* Problem details *
The reply consists of one number only: how many lines in the listing below contain the word "Evening".

* The data *
::::::::

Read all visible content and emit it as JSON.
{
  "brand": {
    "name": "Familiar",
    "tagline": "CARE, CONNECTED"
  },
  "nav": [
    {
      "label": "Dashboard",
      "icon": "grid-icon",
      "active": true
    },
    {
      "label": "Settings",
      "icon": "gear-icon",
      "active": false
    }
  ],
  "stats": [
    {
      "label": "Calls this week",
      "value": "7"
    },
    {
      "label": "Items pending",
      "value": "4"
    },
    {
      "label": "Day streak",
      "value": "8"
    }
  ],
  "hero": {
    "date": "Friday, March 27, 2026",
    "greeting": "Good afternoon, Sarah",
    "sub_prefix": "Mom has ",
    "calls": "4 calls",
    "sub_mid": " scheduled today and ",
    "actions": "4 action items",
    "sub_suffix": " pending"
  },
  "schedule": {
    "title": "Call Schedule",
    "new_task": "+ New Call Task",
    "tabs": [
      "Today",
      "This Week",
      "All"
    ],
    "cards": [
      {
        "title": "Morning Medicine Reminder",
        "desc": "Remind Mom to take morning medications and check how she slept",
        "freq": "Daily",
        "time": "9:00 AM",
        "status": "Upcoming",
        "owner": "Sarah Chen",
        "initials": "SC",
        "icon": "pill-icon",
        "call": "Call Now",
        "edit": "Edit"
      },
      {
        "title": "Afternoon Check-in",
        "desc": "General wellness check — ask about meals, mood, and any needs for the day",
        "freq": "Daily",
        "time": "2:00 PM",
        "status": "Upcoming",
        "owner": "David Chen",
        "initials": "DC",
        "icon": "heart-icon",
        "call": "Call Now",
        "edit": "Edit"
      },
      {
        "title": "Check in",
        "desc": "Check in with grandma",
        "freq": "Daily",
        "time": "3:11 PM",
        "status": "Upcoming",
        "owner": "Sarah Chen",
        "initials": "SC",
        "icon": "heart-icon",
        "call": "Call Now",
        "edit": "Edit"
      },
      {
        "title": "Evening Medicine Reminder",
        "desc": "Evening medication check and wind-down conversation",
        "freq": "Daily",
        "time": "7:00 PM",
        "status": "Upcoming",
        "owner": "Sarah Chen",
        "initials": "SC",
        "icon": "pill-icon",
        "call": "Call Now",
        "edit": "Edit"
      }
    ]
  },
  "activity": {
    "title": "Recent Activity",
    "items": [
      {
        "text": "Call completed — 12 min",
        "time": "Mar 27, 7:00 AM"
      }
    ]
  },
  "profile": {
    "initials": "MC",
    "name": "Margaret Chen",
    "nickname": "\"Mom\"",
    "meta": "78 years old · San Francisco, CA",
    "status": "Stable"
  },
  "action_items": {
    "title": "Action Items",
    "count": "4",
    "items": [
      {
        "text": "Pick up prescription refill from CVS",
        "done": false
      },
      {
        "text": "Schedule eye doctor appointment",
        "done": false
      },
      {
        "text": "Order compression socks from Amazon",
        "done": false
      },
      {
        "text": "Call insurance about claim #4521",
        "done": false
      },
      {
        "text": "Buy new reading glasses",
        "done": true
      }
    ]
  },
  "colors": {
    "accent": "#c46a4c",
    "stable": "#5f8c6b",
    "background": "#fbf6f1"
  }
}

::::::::

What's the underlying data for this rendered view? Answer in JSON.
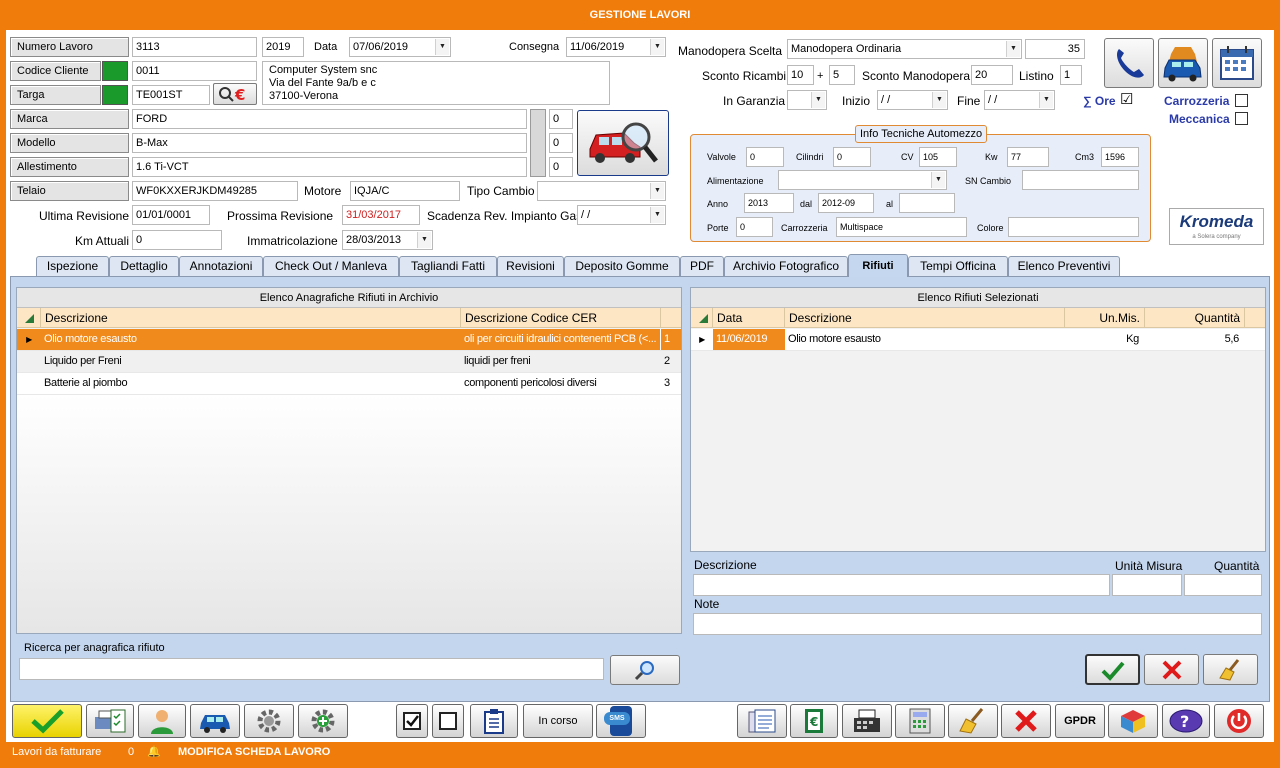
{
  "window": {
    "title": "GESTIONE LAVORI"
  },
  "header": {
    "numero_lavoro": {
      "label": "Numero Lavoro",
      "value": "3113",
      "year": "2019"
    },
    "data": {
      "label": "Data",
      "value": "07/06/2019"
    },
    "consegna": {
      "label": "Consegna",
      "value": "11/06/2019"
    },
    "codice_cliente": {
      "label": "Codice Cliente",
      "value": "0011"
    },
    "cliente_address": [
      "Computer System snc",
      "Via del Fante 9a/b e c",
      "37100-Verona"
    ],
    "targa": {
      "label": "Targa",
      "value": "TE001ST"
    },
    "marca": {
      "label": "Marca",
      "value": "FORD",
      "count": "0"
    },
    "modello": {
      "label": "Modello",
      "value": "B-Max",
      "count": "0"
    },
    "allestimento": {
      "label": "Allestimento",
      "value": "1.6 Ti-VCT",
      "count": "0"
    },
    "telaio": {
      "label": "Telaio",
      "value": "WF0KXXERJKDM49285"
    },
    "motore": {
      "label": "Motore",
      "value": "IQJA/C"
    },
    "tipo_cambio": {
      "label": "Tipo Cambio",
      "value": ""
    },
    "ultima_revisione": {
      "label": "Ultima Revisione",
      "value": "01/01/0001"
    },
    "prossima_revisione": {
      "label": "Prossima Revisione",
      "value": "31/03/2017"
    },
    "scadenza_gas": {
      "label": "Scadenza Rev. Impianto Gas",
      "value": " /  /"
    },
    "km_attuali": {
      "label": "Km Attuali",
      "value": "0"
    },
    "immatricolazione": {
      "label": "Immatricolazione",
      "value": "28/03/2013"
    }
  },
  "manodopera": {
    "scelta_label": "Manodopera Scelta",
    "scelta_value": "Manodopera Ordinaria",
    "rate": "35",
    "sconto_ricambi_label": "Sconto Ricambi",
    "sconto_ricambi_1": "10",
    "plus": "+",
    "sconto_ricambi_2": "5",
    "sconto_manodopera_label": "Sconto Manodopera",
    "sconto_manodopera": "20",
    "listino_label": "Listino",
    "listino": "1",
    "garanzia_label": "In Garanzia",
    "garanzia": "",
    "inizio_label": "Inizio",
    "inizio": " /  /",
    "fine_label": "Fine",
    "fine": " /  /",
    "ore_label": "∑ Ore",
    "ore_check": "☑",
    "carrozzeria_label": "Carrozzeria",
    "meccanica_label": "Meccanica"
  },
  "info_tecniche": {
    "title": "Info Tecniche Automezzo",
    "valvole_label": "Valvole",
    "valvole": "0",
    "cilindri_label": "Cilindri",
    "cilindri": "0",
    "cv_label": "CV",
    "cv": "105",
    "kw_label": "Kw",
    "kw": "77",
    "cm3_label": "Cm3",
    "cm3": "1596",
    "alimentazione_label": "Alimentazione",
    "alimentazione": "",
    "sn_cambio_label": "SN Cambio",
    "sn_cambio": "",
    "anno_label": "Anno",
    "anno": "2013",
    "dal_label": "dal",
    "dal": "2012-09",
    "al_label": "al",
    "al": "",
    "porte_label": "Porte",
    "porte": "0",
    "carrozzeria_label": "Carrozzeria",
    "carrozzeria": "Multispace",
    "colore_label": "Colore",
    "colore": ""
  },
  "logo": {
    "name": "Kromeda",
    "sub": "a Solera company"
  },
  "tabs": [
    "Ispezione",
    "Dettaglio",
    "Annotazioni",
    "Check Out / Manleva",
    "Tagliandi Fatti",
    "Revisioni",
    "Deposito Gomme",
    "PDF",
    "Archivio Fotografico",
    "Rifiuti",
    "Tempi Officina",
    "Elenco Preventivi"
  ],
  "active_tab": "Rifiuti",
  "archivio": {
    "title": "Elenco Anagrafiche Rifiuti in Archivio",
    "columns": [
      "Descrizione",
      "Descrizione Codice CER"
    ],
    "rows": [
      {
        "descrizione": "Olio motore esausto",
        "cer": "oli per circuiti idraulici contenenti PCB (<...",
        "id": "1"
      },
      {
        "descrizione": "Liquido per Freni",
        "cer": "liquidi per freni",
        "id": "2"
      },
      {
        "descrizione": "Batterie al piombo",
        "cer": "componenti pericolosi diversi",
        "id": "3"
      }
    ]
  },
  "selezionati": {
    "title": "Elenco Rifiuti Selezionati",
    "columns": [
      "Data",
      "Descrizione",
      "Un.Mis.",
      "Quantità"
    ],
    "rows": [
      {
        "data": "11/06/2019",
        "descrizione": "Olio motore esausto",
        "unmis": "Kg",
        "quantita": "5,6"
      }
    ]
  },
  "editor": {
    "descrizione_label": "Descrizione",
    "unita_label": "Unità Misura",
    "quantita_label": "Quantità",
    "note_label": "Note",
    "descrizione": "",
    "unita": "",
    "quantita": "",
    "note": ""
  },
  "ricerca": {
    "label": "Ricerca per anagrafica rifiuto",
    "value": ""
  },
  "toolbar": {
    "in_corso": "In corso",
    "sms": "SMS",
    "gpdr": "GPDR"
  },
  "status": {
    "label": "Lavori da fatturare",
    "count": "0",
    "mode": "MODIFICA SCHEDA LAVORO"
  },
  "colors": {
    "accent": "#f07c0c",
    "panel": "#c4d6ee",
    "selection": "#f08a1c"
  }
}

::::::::

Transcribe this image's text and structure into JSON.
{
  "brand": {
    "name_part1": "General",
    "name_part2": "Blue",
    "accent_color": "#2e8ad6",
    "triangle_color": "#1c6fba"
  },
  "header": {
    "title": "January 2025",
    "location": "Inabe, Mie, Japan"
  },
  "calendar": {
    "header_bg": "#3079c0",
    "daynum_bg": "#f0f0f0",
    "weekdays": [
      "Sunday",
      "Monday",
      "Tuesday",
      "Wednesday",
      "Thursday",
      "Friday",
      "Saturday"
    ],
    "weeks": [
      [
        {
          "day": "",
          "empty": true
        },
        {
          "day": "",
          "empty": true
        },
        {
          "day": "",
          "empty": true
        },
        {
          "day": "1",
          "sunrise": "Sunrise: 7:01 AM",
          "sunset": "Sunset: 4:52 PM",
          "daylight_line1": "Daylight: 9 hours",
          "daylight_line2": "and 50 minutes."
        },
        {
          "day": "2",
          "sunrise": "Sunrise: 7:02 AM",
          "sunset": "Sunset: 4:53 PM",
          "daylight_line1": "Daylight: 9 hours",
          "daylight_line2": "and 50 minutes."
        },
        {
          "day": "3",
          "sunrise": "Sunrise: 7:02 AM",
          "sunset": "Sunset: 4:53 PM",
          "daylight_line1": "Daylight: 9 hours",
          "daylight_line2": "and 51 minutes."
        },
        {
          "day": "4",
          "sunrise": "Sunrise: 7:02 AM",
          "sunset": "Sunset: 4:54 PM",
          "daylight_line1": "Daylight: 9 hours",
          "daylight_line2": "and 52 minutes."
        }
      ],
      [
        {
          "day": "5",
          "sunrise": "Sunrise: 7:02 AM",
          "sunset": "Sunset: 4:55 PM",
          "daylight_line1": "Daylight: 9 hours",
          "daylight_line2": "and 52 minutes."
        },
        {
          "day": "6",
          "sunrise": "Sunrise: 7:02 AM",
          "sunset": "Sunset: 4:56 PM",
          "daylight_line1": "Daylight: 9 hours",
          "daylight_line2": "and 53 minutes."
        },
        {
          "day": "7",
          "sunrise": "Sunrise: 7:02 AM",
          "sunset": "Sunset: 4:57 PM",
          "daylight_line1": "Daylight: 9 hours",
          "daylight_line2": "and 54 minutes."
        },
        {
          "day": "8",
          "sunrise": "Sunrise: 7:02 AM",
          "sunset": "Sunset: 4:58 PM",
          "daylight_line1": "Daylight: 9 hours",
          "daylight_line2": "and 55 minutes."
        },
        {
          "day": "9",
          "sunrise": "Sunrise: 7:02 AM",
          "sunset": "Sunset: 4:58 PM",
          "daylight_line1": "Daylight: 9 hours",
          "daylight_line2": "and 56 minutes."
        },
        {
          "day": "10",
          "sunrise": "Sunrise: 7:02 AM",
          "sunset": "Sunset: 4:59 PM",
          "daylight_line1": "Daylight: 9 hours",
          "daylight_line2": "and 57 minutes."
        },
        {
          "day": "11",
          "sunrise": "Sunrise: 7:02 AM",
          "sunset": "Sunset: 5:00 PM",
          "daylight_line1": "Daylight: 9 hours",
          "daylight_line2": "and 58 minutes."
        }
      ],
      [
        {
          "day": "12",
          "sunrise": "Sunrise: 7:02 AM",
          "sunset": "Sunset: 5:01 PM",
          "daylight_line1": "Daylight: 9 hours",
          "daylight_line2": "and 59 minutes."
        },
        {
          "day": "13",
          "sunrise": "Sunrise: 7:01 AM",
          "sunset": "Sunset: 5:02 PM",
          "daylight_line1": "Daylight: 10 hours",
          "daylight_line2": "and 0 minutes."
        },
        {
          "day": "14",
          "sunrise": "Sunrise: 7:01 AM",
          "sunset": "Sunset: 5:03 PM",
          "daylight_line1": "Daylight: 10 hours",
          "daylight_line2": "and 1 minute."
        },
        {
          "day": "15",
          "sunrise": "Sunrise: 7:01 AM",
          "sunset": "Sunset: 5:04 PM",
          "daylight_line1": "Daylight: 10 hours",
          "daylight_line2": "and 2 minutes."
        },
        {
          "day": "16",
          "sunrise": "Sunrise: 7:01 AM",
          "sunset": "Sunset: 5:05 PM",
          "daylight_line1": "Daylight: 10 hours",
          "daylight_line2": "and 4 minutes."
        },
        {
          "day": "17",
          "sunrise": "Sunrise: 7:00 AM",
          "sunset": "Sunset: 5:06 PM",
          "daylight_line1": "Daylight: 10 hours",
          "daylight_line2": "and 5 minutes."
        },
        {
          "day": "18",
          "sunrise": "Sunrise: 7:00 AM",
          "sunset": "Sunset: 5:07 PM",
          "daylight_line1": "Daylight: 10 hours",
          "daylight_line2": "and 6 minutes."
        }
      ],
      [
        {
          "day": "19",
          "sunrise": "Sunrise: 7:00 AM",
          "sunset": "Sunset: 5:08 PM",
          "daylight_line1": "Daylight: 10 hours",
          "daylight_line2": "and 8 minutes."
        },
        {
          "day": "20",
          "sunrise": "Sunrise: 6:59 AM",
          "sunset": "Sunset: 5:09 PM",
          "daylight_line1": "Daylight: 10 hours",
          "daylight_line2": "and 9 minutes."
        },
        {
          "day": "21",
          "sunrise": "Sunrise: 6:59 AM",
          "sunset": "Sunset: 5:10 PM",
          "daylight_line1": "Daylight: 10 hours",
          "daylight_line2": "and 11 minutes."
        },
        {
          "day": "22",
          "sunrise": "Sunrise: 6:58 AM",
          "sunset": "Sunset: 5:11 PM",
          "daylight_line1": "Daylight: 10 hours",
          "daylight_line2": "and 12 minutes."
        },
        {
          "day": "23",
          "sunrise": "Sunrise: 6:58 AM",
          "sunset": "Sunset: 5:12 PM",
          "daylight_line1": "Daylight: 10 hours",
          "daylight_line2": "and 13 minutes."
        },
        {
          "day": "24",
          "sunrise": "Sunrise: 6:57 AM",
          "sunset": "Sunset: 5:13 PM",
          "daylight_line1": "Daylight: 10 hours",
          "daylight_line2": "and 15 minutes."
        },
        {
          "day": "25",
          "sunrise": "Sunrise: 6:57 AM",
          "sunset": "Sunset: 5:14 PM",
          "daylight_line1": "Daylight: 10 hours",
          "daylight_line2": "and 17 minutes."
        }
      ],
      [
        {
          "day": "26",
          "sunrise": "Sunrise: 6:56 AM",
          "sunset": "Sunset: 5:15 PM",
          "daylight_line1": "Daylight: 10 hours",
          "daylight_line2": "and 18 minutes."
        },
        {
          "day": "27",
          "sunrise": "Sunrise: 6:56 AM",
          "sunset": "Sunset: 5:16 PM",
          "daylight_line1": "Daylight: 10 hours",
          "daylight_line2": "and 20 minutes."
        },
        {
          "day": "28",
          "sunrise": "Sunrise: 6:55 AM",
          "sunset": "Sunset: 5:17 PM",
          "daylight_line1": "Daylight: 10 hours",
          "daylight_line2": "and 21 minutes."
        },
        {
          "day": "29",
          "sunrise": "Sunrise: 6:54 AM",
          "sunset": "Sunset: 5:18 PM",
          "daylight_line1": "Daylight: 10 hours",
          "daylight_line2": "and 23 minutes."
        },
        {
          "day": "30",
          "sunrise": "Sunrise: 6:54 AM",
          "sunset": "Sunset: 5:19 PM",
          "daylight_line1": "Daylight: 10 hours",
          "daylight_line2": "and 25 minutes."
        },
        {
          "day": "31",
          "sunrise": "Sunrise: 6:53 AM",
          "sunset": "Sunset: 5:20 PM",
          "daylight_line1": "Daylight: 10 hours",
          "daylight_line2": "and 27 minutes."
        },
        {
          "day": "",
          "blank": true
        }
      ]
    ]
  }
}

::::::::

* Solution *
2